Fifteen mayors and city managers from across Massachusetts announced their support for The Work and Family Mobility Act in a letter submitted to the Joint Committee on Transportation.
The bill, currently awaiting a report from the Committee, would allow immigrants without status to qualify for a Massachusetts Standard Driver’s License, as long as there is valid proof of identity, date of birth, and Massachusetts residency.
The Act was reported favorably from the Committee on Transportation in 2020 and was poised for passage last session when the COVID-19 pandemic hit. Reintroduced this session, the bill has now earned more than 100 co-sponsors in the House and Senate, and the Driving Families Forward Coalition supporting the bill has grown to include more than 270 endorsing organizations, including community, health, faith, labor, business, and law enforcement leaders.
Mayors and Managers from Amherst, Arlington, Boston, Brockton, Brookline, Cambridge (Mayor and City Manager), Chelsea, Malden, Medford, Newton, Randolph, Revere, Salem and Swampscott joined together in support of the bill. In the letter officials noted that the proposal would greatly improve road safety and increase the ease with which law enforcement officers conduct their regular duties.
“[T]his bill would provide broad benefits to our municipalities. Our streets will be safer for everyone when all drivers have passed road tests, and vehicles are registered and insured,” the letter reads, in part. “Indeed, many of our policy chiefs support the bill as a public safety tool and agree that it will enable law enforcement to better identify individuals at traffic stops or scenes of an accident”
“All Boston and Massachusetts adults deserve access to driver’s licenses regardless of immigration status. I support the Family Mobility Act because it will make all of us safer,” said Boston Mayor Michelle Wu.
“The Work and Family Mobility Act is a commonsense measure that will improve the safety of our streets and strengthen the ability of Massachusetts families and workers to access essential services, health care, education, and places of work,” said Mayor Kim Driscoll of Salem. “Massachusetts cities and towns have consistently stepped forward to help all of our residents, and now we’re calling on the legislature to do the same. This measure is endorsed by both law enforcement leaders and advocates for our immigrant neighbors. Let’s make sure our Commonwealth is a place that works for and welcomes everyone by adopting this important legislation.”
“Providing access to driver’s licenses to immigrants makes all of our communities safer and more equitable,” said Newton Mayor Ruthanne Fuller.
“Swampscott is one of the most densely settled communities in the Commonwealth. As we look to the future, it’s clear we need a focus on pedestrian safety and complete streets to help balance the needs of all modes of transportation,” said Sean Fitzgerald, Swampscott Town Administrator.

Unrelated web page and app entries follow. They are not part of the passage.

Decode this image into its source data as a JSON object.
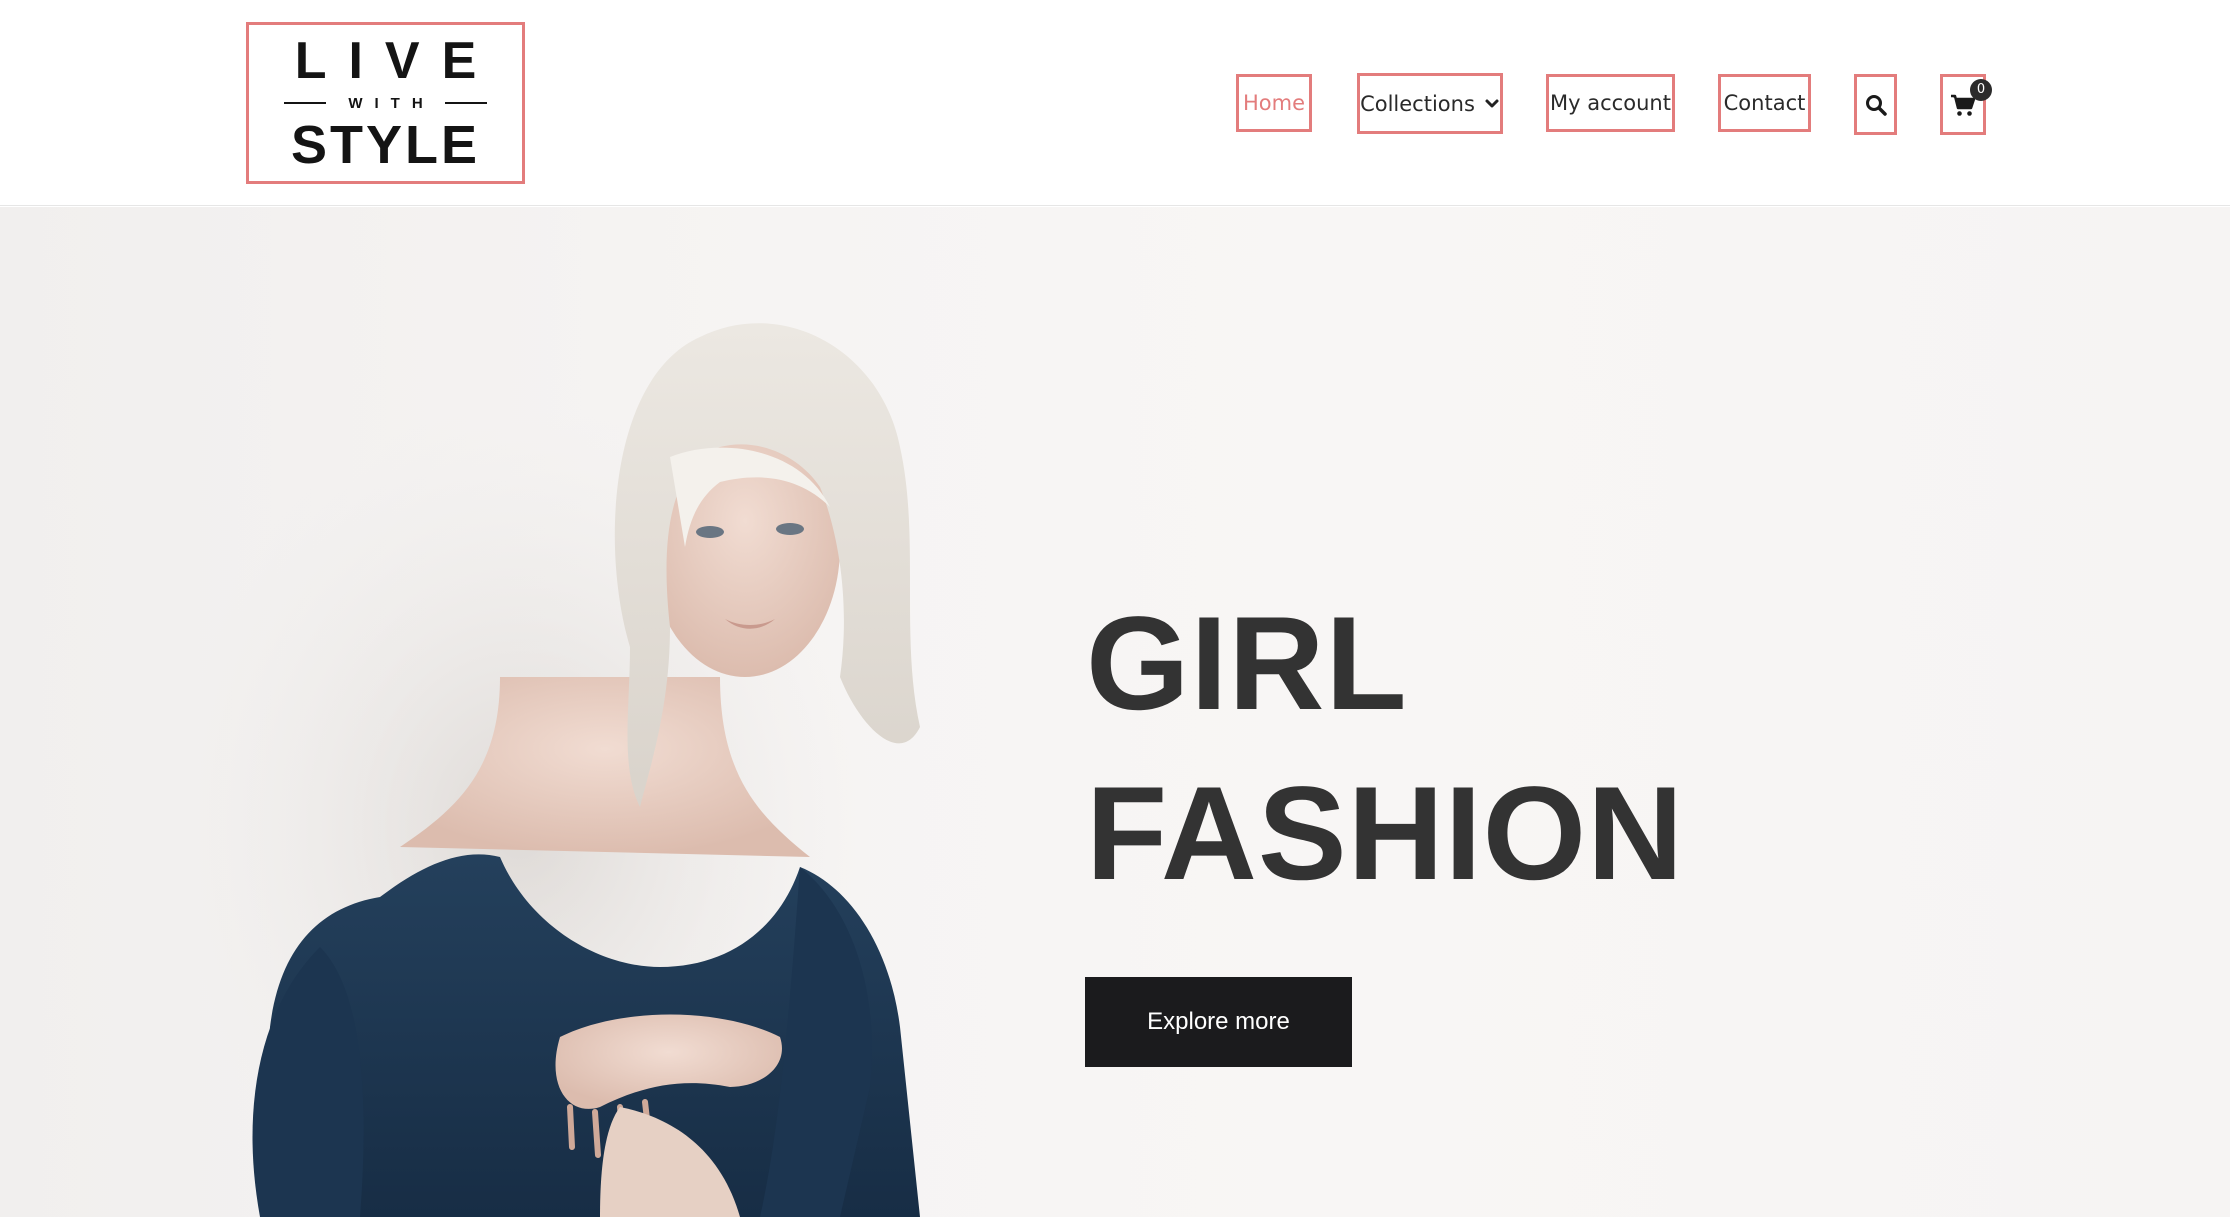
{
  "brand": {
    "logo_top": "LIVE",
    "logo_middle": "WITH",
    "logo_bottom": "STYLE"
  },
  "nav": {
    "home": "Home",
    "collections": "Collections",
    "my_account": "My account",
    "contact": "Contact",
    "search_icon": "search-icon",
    "cart_icon": "cart-icon",
    "cart_count": "0",
    "chevron_icon": "chevron-down-icon"
  },
  "hero": {
    "title_line1": "GIRL",
    "title_line2": "FASHION",
    "cta_label": "Explore more"
  },
  "colors": {
    "accent": "#e37c7c",
    "button_bg": "#1b1b1d",
    "title_text": "#333333",
    "hero_bg": "#f6f4f3"
  }
}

“Welcoming new residents, regardless of where they come from or the circumstances of their arrival, is important to the long-term economic and social well-being of Greater Boston and the entire Commonwealth,” said Lizzi Weyant, Deputy Executive Director of Public Affairs and Advocacy at the Metropolitan Area Planning Council (MAPC) in Boston, which led the creation of the municipal sign-on letter sent to the transportation committee. “The Legislature has a real opportunity to meaningfully address some of the structural barriers facing our undocumented residents,” said Weyant. “This legislation gives us an opportunity to start to change the way that we treat and include vital members of our communities.”